    • Pie says:

      We have an (unofficial of course) facebook page for the young women and I post reminders and links to videos or conference talks on there throughout the week. I force myself to wait in silence for them to remember what their assignment is and if they did it, it is easy for me to get uncomfortable with the silence but when I wait they realize that they need to speak up to fill the silence because I’m not just going to carry on without their input.
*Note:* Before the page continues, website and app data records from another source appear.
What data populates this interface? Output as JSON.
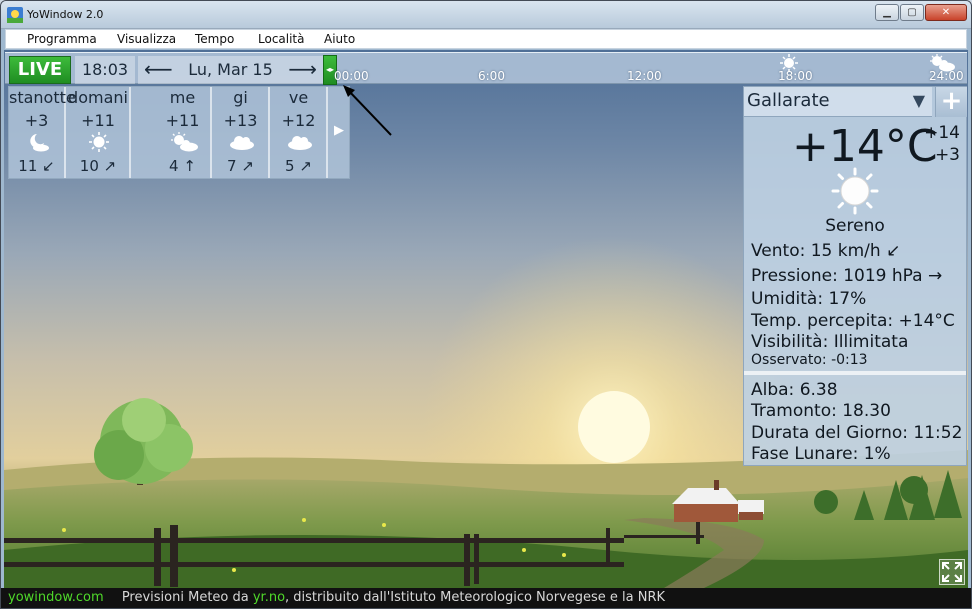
{
  "window": {
    "title": "YoWindow 2.0",
    "min_label": "▁",
    "max_label": "▢",
    "close_label": "✕"
  },
  "menu": [
    "Programma",
    "Visualizza",
    "Tempo",
    "Località",
    "Aiuto"
  ],
  "timebar": {
    "live_label": "LIVE",
    "time": "18:03",
    "date": "Lu, Mar 15",
    "prev_icon": "⟵",
    "next_icon": "⟶",
    "slider_glyph": "◂▸",
    "ticks": [
      "00:00",
      "6:00",
      "12:00",
      "18:00",
      "24:00"
    ],
    "tick_icons": [
      "sun-icon",
      "partly-cloudy-icon"
    ]
  },
  "forecast": [
    {
      "name": "stanotte",
      "temp": "+3",
      "icon": "moon-cloud-icon",
      "wind": "11 ↙"
    },
    {
      "name": "domani",
      "temp": "+11",
      "icon": "sun-icon",
      "wind": "10 ↗"
    },
    {
      "name": "me",
      "temp": "+11",
      "icon": "partly-cloudy-icon",
      "wind": "4 ↑"
    },
    {
      "name": "gi",
      "temp": "+13",
      "icon": "cloud-icon",
      "wind": "7 ↗"
    },
    {
      "name": "ve",
      "temp": "+12",
      "icon": "cloud-icon",
      "wind": "5 ↗"
    }
  ],
  "forecast_next": "▶",
  "current": {
    "location": "Gallarate",
    "dropdown": "▼",
    "add": "+",
    "temp": "+14°C",
    "hi": "+14",
    "lo": "+3",
    "condition": "Sereno",
    "wind": "Vento:  15 km/h  ↙",
    "pressure": "Pressione:  1019 hPa  →",
    "humidity": "Umidità:  17%",
    "feels": "Temp. percepita:  +14°C",
    "visibility": "Visibilità:  Illimitata",
    "observed": "Osservato:  -0:13",
    "sunrise": "Alba:  6.38",
    "sunset": "Tramonto:  18.30",
    "daylength": "Durata del Giorno:  11:52",
    "moon": "Fase Lunare:  1%"
  },
  "footer": {
    "site": "yowindow.com",
    "text1": "Previsioni Meteo da ",
    "provider": "yr.no",
    "text2": ", distribuito dall'Istituto Meteorologico Norvegese e la NRK"
  },
  "colors": {
    "live": "#2aa52c",
    "panel": "#bed0e2",
    "footer_link": "#4fd82a"
  }
}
These lessons are for them, not just for me to read everything to them and check it off, they are so used to being passive and being talked at instead of engaging themselves.

  7. EmilyCC says:

    I love the idea of this series, Em! Thanks so much for putting it together.

    I think another helpful tool is Laura Compton’s article in our latest issue of Exponent II(pg 22), “New Lessons, Old Language” where she outlines the implicit patriarchy in the new youth curriculum and where we can make things more equal.

  8. April says:

    Great lesson! I love how you have incorporated writing. We had a recent discussion about how to make church more accessible to introverts, and I think balancing more extroverted activities with writing activities could be one way to accomplish this. http://www.the-exponent.com/an-introvert-in-the-church/

  9. Natasha says:

    Hold a RS/YW combined activity, invite the nearly-RS aged girls to a few activities before they turn 18, find out their interests and include them in discussions, make friends with them.

    I felt the same when I turned 18, because it seemed like nothing in RS applied to me. The ward I’m in now seems to have done a better job, because one recently turned 18 sister said that at the heart of it, RS is just like YW, just more opportunities to meet interesting people. 🙂

    I would also say that it’s important to make references to experiences outside of motherhood or marriage. Yes, these are huge aspects of many of our lives, but not for all.

    1love org

  10. Pie says:

    Thanks for this series!! This is such a valuable resource, I have been checking regularly for the May lesson to appear. I don’t feel comfortable teaching about Joseph Smith (fortunately I only teach on Fast Sunday), so I am teaching the lesson on personal revelation, but using the quotes and techniques you suggested Em. Thank you!

Leave a Reply

This site uses Akismet to reduce spam. Learn how your comment data is processed.